been Constantine I in a prior liftime, also validated my
intuition that my work to bring about truth and peace to the
people of Eastern Europe is about "deletion" of that
Post Script: June
28, Momentous Day in History
This story is being
released on June 28, St. Vitus Day. Vidovdan, as the Serbs
call it, is a momentous, history-changing
day for the Djurdjevic family
and the Serbian people. It was on this day 622 years ago that
80,000 Serbian knights and soldiers tried to stop the Islamic Otoman
army from invading Christian Europe. My ancestors were among
them. The Serbs lost the Battle of Kosovo (left painting).
King Lazar was killed as was the Turkish Sultan. The defeat
plunged Serbia into nearly 500 years of slavery under the Ottoman
Turks. Surviving Serbian noblemen left the battlefield with
Queen Milica and settled in what is today northern Montenegro (see
the map - right). The Djurdjevic's were among them.
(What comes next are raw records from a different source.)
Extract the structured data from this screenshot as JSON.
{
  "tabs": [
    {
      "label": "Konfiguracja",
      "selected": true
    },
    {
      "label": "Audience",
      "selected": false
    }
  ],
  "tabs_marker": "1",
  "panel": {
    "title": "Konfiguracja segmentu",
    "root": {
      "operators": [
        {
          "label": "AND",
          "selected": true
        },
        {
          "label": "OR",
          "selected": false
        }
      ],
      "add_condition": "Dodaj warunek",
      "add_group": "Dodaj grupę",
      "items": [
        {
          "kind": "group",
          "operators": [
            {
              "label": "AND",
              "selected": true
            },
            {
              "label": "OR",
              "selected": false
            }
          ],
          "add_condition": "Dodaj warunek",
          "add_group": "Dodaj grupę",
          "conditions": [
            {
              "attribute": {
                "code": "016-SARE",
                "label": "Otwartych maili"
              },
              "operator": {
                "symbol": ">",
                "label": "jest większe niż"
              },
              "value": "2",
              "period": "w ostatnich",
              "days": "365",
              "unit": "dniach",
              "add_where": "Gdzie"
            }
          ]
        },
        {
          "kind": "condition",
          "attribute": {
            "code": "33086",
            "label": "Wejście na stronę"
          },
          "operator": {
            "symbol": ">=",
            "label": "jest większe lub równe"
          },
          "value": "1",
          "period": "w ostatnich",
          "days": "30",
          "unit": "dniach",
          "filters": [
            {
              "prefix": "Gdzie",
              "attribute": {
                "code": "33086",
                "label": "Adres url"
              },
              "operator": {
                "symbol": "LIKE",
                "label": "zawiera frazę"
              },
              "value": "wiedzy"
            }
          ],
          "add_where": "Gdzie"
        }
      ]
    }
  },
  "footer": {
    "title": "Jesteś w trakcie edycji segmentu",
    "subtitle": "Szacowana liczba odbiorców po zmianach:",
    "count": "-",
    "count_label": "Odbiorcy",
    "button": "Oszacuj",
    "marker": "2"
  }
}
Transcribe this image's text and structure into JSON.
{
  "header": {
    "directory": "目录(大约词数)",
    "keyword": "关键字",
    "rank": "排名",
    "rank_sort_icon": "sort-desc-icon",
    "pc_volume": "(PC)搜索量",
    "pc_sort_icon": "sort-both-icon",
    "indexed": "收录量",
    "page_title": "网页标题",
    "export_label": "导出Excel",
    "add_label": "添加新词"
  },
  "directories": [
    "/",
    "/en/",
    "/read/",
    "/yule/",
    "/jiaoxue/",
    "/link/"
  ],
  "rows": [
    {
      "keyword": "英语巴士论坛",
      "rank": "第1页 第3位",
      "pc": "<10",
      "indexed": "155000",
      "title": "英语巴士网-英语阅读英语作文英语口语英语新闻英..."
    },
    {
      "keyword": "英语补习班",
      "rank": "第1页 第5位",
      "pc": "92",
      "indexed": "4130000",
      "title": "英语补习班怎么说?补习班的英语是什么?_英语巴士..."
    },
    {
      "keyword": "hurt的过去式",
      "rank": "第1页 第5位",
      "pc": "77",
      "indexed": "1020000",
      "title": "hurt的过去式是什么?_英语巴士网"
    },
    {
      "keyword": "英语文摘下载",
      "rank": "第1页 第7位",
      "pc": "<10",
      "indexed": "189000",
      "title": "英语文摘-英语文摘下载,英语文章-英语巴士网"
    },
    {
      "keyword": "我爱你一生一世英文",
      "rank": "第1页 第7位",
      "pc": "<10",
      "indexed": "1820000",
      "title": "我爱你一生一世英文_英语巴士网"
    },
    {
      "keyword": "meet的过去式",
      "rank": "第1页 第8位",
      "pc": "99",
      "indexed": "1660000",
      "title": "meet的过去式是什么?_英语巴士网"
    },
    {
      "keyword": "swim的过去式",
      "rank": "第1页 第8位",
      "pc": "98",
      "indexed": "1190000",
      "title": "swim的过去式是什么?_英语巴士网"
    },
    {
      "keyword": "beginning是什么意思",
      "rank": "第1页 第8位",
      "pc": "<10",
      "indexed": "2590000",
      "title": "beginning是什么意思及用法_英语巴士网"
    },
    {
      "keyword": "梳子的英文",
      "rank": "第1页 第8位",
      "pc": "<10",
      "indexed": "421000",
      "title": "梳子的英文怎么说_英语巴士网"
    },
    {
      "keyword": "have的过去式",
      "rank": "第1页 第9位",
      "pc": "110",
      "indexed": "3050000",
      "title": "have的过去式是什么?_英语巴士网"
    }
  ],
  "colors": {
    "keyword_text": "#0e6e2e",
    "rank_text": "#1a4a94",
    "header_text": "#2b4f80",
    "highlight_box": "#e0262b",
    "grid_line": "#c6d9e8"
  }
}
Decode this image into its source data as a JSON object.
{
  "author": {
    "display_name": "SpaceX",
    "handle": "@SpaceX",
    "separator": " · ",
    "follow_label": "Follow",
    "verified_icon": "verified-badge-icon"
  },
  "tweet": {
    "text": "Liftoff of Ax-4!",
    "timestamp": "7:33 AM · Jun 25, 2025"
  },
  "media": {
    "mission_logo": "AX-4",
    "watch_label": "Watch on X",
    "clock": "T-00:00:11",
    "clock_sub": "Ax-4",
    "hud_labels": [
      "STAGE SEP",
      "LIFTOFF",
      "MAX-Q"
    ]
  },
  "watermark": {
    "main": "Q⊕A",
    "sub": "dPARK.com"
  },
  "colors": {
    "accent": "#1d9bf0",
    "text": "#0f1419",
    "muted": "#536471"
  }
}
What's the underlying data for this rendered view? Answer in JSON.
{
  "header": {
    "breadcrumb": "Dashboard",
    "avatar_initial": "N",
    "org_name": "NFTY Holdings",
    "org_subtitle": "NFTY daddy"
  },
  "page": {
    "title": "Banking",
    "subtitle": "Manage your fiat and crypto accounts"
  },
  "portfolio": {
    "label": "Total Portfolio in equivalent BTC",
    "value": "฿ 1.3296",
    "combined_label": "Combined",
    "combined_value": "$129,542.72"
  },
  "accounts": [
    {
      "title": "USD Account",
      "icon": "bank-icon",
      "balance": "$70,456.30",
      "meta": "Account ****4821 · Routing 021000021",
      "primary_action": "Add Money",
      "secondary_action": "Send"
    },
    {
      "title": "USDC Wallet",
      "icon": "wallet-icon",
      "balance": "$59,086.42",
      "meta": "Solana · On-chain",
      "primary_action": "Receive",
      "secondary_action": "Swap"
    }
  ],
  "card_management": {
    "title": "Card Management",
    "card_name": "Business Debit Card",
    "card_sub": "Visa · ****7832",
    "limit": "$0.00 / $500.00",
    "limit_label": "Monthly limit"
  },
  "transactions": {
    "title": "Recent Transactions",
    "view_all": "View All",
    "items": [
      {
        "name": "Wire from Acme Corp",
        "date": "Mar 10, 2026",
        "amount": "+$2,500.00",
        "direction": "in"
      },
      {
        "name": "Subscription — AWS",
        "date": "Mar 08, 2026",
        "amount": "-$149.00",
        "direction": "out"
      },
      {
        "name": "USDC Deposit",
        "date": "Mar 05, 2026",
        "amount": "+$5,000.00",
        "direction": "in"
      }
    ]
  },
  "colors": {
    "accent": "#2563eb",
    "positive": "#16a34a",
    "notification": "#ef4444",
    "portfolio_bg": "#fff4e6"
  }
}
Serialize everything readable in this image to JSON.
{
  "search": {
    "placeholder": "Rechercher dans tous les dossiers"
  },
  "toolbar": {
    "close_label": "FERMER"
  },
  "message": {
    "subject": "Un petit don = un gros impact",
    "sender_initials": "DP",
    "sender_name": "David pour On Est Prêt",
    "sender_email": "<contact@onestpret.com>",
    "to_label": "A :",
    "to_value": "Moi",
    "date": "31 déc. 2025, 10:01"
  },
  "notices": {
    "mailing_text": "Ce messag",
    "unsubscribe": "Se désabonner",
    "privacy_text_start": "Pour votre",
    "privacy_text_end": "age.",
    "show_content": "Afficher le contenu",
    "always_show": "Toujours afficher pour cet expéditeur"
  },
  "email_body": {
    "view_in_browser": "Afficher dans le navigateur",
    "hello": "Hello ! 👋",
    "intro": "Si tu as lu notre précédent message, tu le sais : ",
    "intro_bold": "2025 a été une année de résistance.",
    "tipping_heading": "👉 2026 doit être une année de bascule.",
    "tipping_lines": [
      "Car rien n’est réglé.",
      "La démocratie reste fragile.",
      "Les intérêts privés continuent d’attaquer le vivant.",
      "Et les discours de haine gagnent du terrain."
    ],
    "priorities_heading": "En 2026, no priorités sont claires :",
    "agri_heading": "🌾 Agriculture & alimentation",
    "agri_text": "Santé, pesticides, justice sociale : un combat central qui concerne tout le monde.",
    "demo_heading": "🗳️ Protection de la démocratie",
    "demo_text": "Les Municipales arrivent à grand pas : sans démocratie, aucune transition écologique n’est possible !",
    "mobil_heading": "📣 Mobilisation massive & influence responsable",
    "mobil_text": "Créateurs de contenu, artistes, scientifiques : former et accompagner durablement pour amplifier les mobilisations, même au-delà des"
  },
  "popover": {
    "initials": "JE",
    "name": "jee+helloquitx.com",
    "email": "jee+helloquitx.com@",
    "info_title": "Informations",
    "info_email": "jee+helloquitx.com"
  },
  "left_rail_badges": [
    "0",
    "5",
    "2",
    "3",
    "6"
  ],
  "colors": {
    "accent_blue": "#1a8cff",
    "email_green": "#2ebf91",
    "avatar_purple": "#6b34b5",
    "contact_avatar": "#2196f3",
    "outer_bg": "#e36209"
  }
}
As a
result, there is today Djurdjevic Mountain and the Djurdjevic Tara
river in that part of Montenegro. I visited them three years
ago, to lay a Despacho there before my first Inca shamanic
Montenegro: Answering a Mountain Call,
June 28, St. Vitus Day, is
also an important day in modern history. On this day in 1914,
a Serb patriot assassinated the Austrian Archduke Ferdinand in
Sarajevo, Bosnia, an event which marked the start of World War I.
Austria and Germany declared war on Serbia. England and France
allied with Serbia. And The Great War was under way.
St. Vitus Day
HAIKU, Maui, June 28 - I
got another sign this morning when I drew a card from my Mystic
I had asked the spirits for guidance about this story and for this
St. Vitus Day prior to pulling it. And the card I drew was the
TRUTH! Here's a message it contained from Archangel Ariel:
"Archangel Ariel stands without judgment. She urges you to do
the same. Allow compassion and forgiveness for yourself and your
innocence. "See" with your heart. You know when something
doesn't feel right and use it as your barometer. The more you
speak the Truth from the heart, the more you can connect with
others' Truths. Your personal Truth is as it resonates within.
Let your innate Truth kindheartedly rule supreme in all you say
So I guess
it's true. Thank you, Ariel.
CLICK HERE to view an excerpt from article at the
The Spirit Guides web